**WHAT IS NEEDED**
In your copy of the data, omit the pictures and keep all else exactly as given.

Items from a dataset
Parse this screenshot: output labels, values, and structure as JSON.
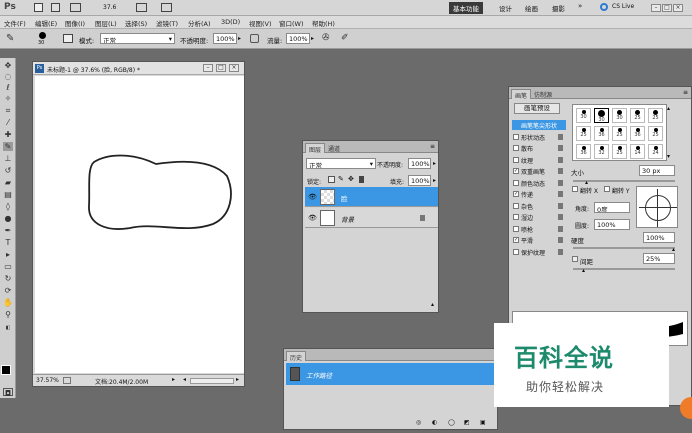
{
  "app": {
    "logo": "Ps",
    "workspace_label": "基本功能",
    "workspaces": [
      "设计",
      "绘画",
      "摄影"
    ],
    "more": "»",
    "cslive": "CS Live",
    "zoom": "37.6",
    "colors": {
      "blue": "#3b97e3",
      "live_icon": "#2a7bd1"
    }
  },
  "menu": [
    "文件(F)",
    "编辑(E)",
    "图像(I)",
    "图层(L)",
    "选择(S)",
    "滤镜(T)",
    "分析(A)",
    "3D(D)",
    "视图(V)",
    "窗口(W)",
    "帮助(H)"
  ],
  "options": {
    "brush_size": "30",
    "mode_label": "模式:",
    "mode_value": "正常",
    "opacity_label": "不透明度:",
    "opacity_value": "100%",
    "flow_label": "流量:",
    "flow_value": "100%"
  },
  "document": {
    "title": "未标题-1 @ 37.6% (脸, RGB/8) *",
    "zoom": "37.57%",
    "doc_info": "文档:20.4M/2.00M"
  },
  "layers": {
    "tabs": [
      "图层",
      "通道"
    ],
    "blend": "正常",
    "opacity_label": "不透明度:",
    "opacity": "100%",
    "lock_label": "锁定:",
    "fill_label": "填充:",
    "fill": "100%",
    "items": [
      {
        "name": "脸"
      },
      {
        "name": "背景"
      }
    ]
  },
  "history": {
    "tab": "历史",
    "items": [
      {
        "name": "工作路径"
      }
    ]
  },
  "brush_panel": {
    "tabs": [
      "画笔",
      "仿制源"
    ],
    "presets_button": "画笔预设",
    "categories": [
      {
        "label": "画笔笔尖形状",
        "checked": false
      },
      {
        "label": "形状动态",
        "checked": false
      },
      {
        "label": "散布",
        "checked": false
      },
      {
        "label": "纹理",
        "checked": false
      },
      {
        "label": "双重画笔",
        "checked": true
      },
      {
        "label": "颜色动态",
        "checked": false
      },
      {
        "label": "传递",
        "checked": true
      },
      {
        "label": "杂色",
        "checked": false
      },
      {
        "label": "湿边",
        "checked": false
      },
      {
        "label": "喷枪",
        "checked": false
      },
      {
        "label": "平滑",
        "checked": true
      },
      {
        "label": "保护纹理",
        "checked": false
      }
    ],
    "tip_sizes": [
      "30",
      "30",
      "30",
      "25",
      "25",
      "25",
      "36",
      "25",
      "36",
      "25",
      "36",
      "32",
      "25",
      "14",
      "24"
    ],
    "size_label": "大小",
    "size": "30 px",
    "flip_x": "翻转 X",
    "flip_y": "翻转 Y",
    "angle_label": "角度:",
    "angle": "0度",
    "roundness_label": "圆度:",
    "roundness": "100%",
    "hardness_label": "硬度",
    "hardness": "100%",
    "spacing_label": "间距",
    "spacing": "25%"
  },
  "watermark": {
    "title": "百科全说",
    "subtitle": "助你轻松解决"
  }
}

**RESPONSE TO THE EXERCISE**
Parse this screenshot: output labels, values, and structure as JSON.
{
  "app": {
    "logo": "Ps",
    "workspace_label": "基本功能",
    "workspaces": [
      "设计",
      "绘画",
      "摄影"
    ],
    "more": "»",
    "cslive": "CS Live",
    "zoom": "37.6",
    "colors": {
      "blue": "#3b97e3",
      "live_icon": "#2a7bd1"
    }
  },
  "menu": [
    "文件(F)",
    "编辑(E)",
    "图像(I)",
    "图层(L)",
    "选择(S)",
    "滤镜(T)",
    "分析(A)",
    "3D(D)",
    "视图(V)",
    "窗口(W)",
    "帮助(H)"
  ],
  "options": {
    "brush_size": "30",
    "mode_label": "模式:",
    "mode_value": "正常",
    "opacity_label": "不透明度:",
    "opacity_value": "100%",
    "flow_label": "流量:",
    "flow_value": "100%"
  },
  "document": {
    "title": "未标题-1 @ 37.6% (脸, RGB/8) *",
    "zoom": "37.57%",
    "doc_info": "文档:20.4M/2.00M"
  },
  "layers": {
    "tabs": [
      "图层",
      "通道"
    ],
    "blend": "正常",
    "opacity_label": "不透明度:",
    "opacity": "100%",
    "lock_label": "锁定:",
    "fill_label": "填充:",
    "fill": "100%",
    "items": [
      {
        "name": "脸"
      },
      {
        "name": "背景"
      }
    ]
  },
  "history": {
    "tab": "历史",
    "items": [
      {
        "name": "工作路径"
      }
    ]
  },
  "brush_panel": {
    "tabs": [
      "画笔",
      "仿制源"
    ],
    "presets_button": "画笔预设",
    "categories": [
      {
        "label": "画笔笔尖形状",
        "checked": false
      },
      {
        "label": "形状动态",
        "checked": false
      },
      {
        "label": "散布",
        "checked": false
      },
      {
        "label": "纹理",
        "checked": false
      },
      {
        "label": "双重画笔",
        "checked": true
      },
      {
        "label": "颜色动态",
        "checked": false
      },
      {
        "label": "传递",
        "checked": true
      },
      {
        "label": "杂色",
        "checked": false
      },
      {
        "label": "湿边",
        "checked": false
      },
      {
        "label": "喷枪",
        "checked": false
      },
      {
        "label": "平滑",
        "checked": true
      },
      {
        "label": "保护纹理",
        "checked": false
      }
    ],
    "tip_sizes": [
      "30",
      "30",
      "30",
      "25",
      "25",
      "25",
      "36",
      "25",
      "36",
      "25",
      "36",
      "32",
      "25",
      "14",
      "24"
    ],
    "size_label": "大小",
    "size": "30 px",
    "flip_x": "翻转 X",
    "flip_y": "翻转 Y",
    "angle_label": "角度:",
    "angle": "0度",
    "roundness_label": "圆度:",
    "roundness": "100%",
    "hardness_label": "硬度",
    "hardness": "100%",
    "spacing_label": "间距",
    "spacing": "25%"
  },
  "watermark": {
    "title": "百科全说",
    "subtitle": "助你轻松解决"
  }
}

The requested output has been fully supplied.